Discovering Silk: A Journey Through History and Craftsmanship

Discovering Silk: A Journey Through History and Craftsmanship

Silk, the luxurious fabric that graces our lives, has a rich history dating back to China in the Neolithic era. Originating in the Yangshao culture around the 4th millennium BC, silk production initially thrived within China until the Silk Road opened during the later half of the first millennium BC. China maintained a monopoly on silk for centuries, using it not only for clothing but also for writing and even as a marker of social class during the Tang Dynasty.
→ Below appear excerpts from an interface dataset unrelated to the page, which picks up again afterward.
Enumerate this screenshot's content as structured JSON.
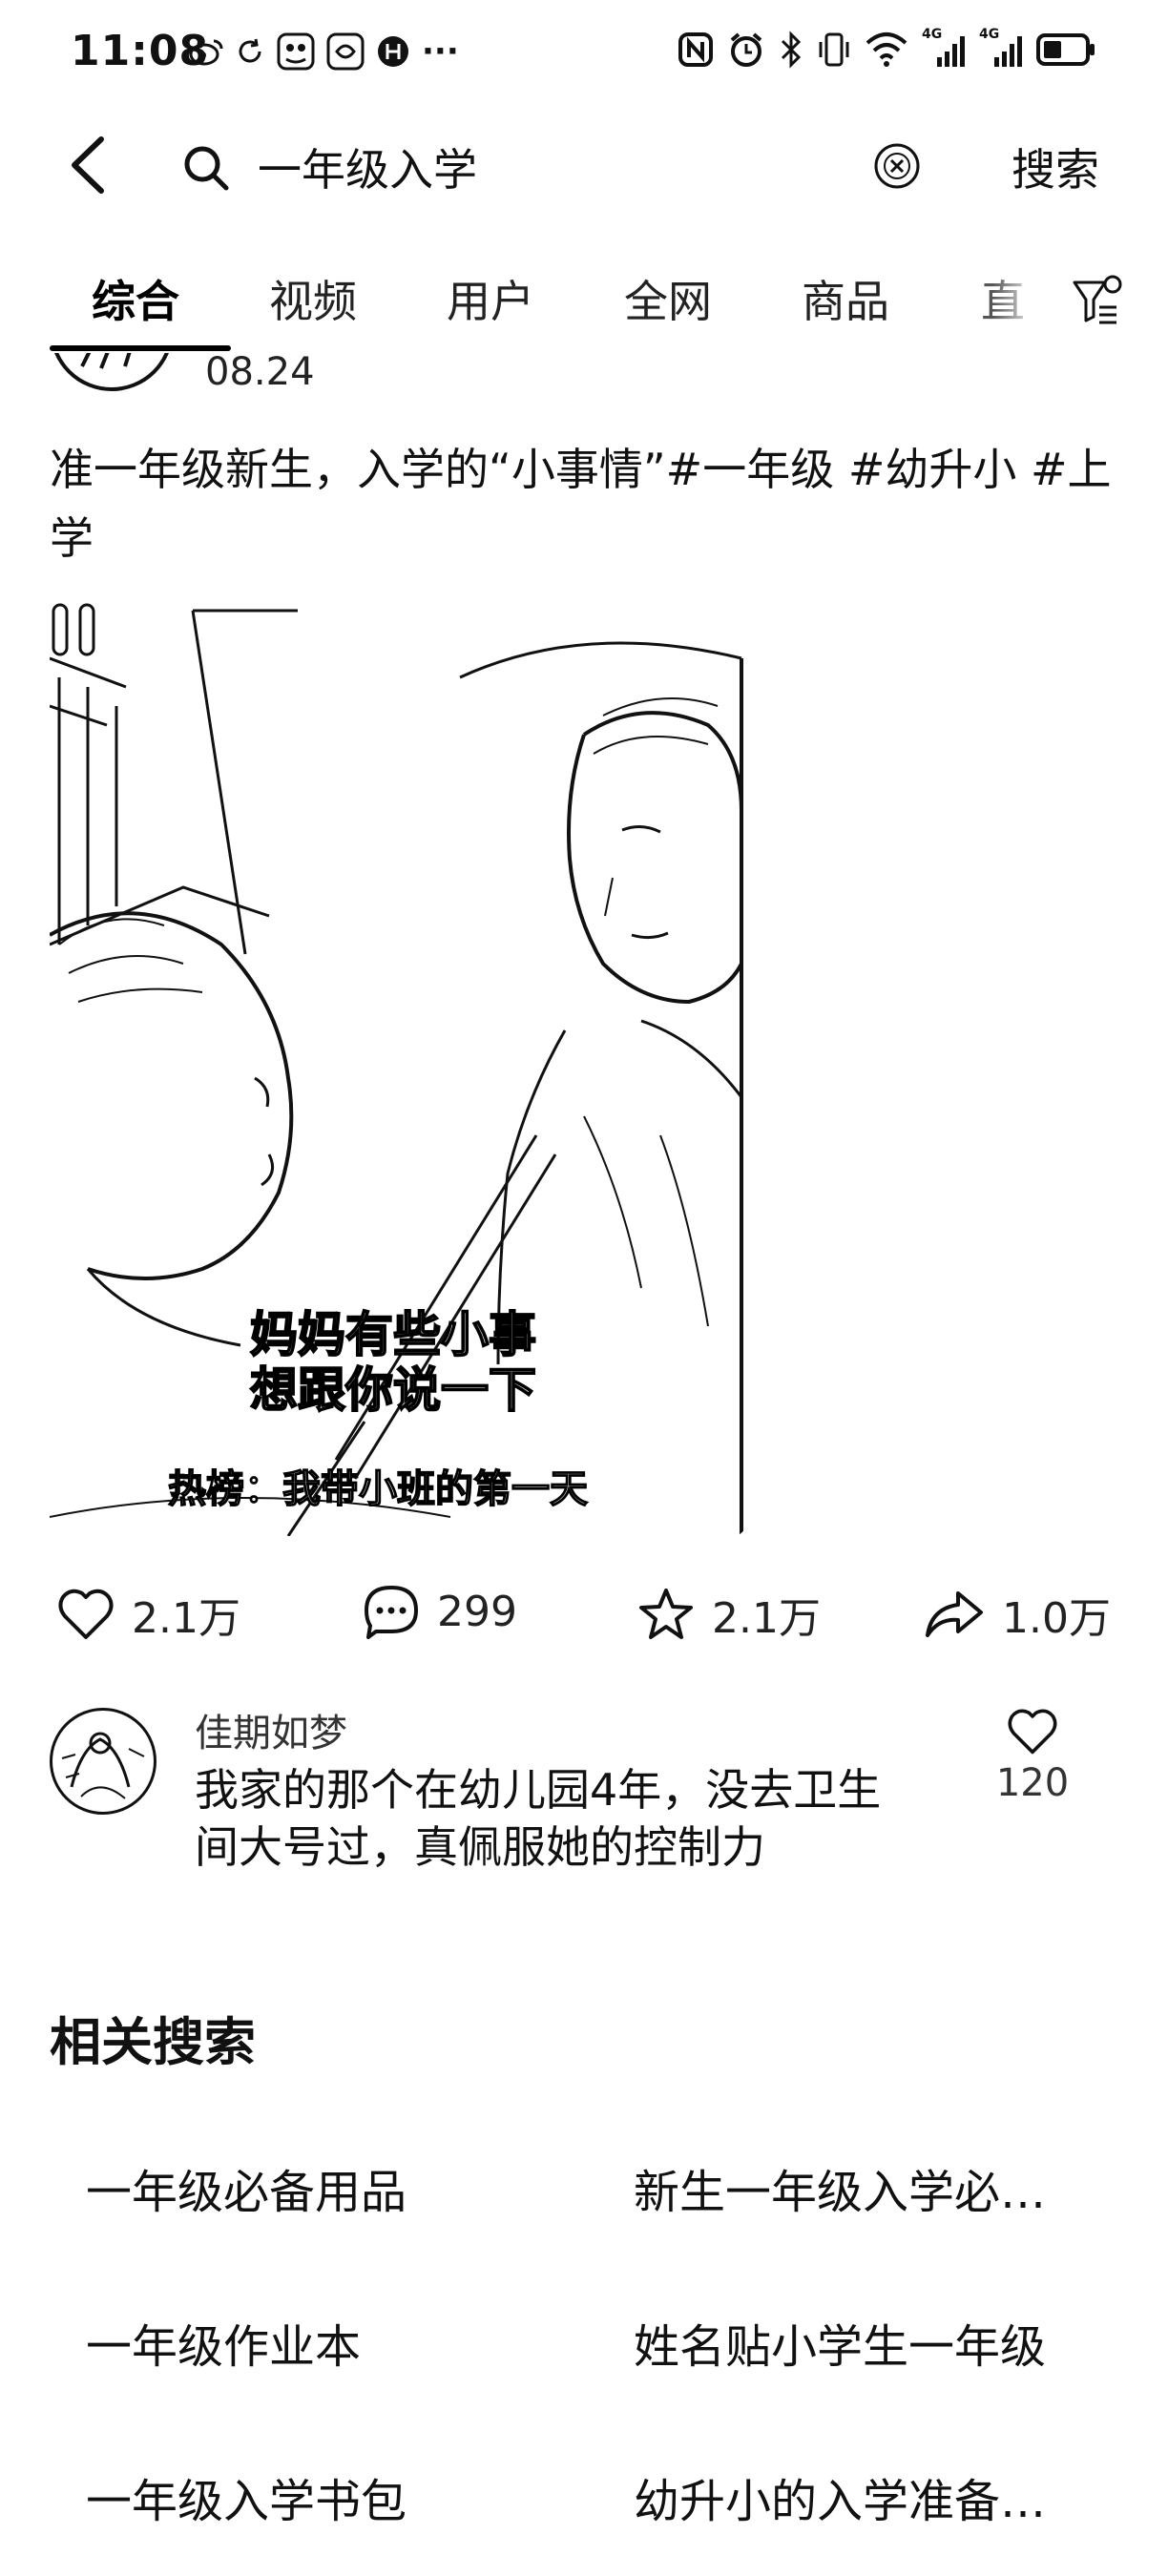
{
  "status_bar": {
    "time": "11:08",
    "left_icons": [
      "weibo-icon",
      "refresh-icon",
      "app-icon",
      "app-icon",
      "app-icon",
      "more-icon"
    ],
    "right_icons": [
      "nfc-icon",
      "alarm-icon",
      "bluetooth-icon",
      "vibrate-icon",
      "wifi-icon",
      "signal-4g-icon",
      "signal-4g-icon",
      "battery-icon"
    ],
    "more": "···",
    "signal_label_1": "4G",
    "signal_label_2": "4G"
  },
  "search": {
    "query": "一年级入学",
    "submit_label": "搜索"
  },
  "tabs": {
    "items": [
      "综合",
      "视频",
      "用户",
      "全网",
      "商品"
    ],
    "overflow_label": "直",
    "active_index": 0
  },
  "post": {
    "date": "08.24",
    "title": "准一年级新生，入学的“小事情”#一年级 #幼升小 #上学",
    "video": {
      "caption_line1": "妈妈有些小事",
      "caption_line2": "想跟你说一下",
      "hot_label": "热榜：我带小班的第一天"
    },
    "actions": {
      "likes": "2.1万",
      "comments": "299",
      "favorites": "2.1万",
      "shares": "1.0万"
    }
  },
  "comment": {
    "username": "佳期如梦",
    "text": "我家的那个在幼儿园4年，没去卫生间大号过，真佩服她的控制力",
    "likes": "120"
  },
  "related": {
    "title": "相关搜索",
    "items": [
      "一年级必备用品",
      "新生一年级入学必…",
      "一年级作业本",
      "姓名贴小学生一年级",
      "一年级入学书包",
      "幼升小的入学准备…"
    ]
  },
  "colors": {
    "text": "#111111",
    "background": "#ffffff"
  }
}
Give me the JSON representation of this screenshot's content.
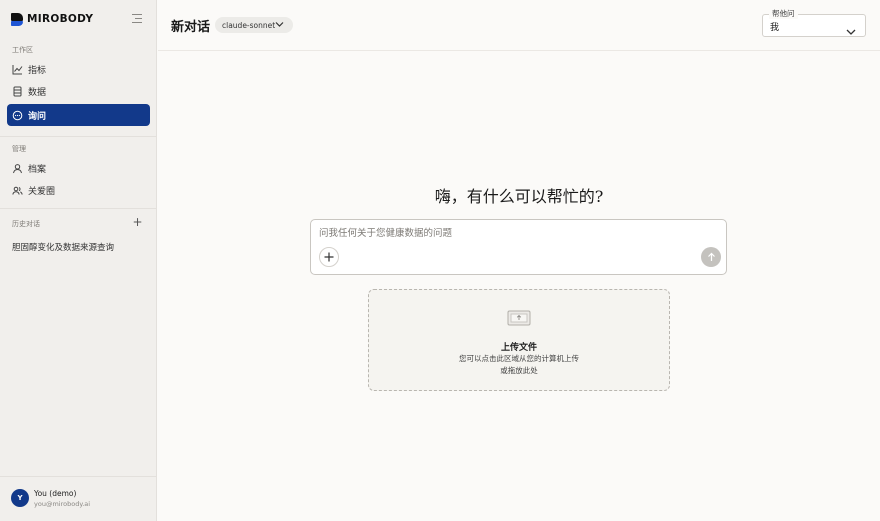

The silk story didn't stop in China. By 300 AD, silk cultivation spread to Japan, and by 522 AD, the Byzantines managed to obtain silkworm eggs, kickstarting silkworm cultivation in their region. Concurrently, the Arabs also began their journey into silk manufacturing. The Crusades played a pivotal role in bringing silk production to Western Europe, particularly Italy, which experienced an economic boom by exporting silk to the rest of Europe. However, it wasn't until the Industrial Revolution that significant changes occurred in Europe's silk industry.

The 16th century saw France join Italy in a successful silk trade, but the tides turned during the Industrial Revolution. Cotton became cheaper to manufacture, overshadowing the expensive silk production. Despite setbacks like silkworm diseases, the introduction of new weaving technologies like the Jacquard loom increased efficiency. In the 20th century, Japan and China regained their prominence in silk production, with China currently holding the title of the world's largest silk producer. However, the rise of new fabrics like nylon led to silk once again becoming a rare luxury.

The intricate process of silk manufacturing, known as sericulture, was discovered by the Chinese 5,000 years ago. Legend has it that Princess Xi Lingshi stumbled upon the idea when a cocoon dropped into her tea under a mulberry tree. The key to silk production lies in the silkworm, particularly the Bombyx mori. These flightless moths lay 500 eggs in 5 days, and after a month-long lifecycle, they spin a cocoon around themselves, yielding around 900 meters of a single thread per cocoon.

Silk's unique properties make it a canvas for vibrant colors, as its triangular cross-section intensifies the effect of any dye. Silk's versatility, ranging from gossamer thin to thick upholstery weight, provides designers with endless possibilities. The farming and weaving of silk are laborious processes, involving 34 million people globally and serving as a buffer against poverty in rural communities. The main silk-producing countries include China, India, Brazil, North Korea, Thailand, and Vietnam.

Sevenmuses, committed to providing the highest quality, uses the best handwoven silk in its products. Each fabric undergoes individual inspection to ensure excellence, making it a choice that resonates with the discerning consumer.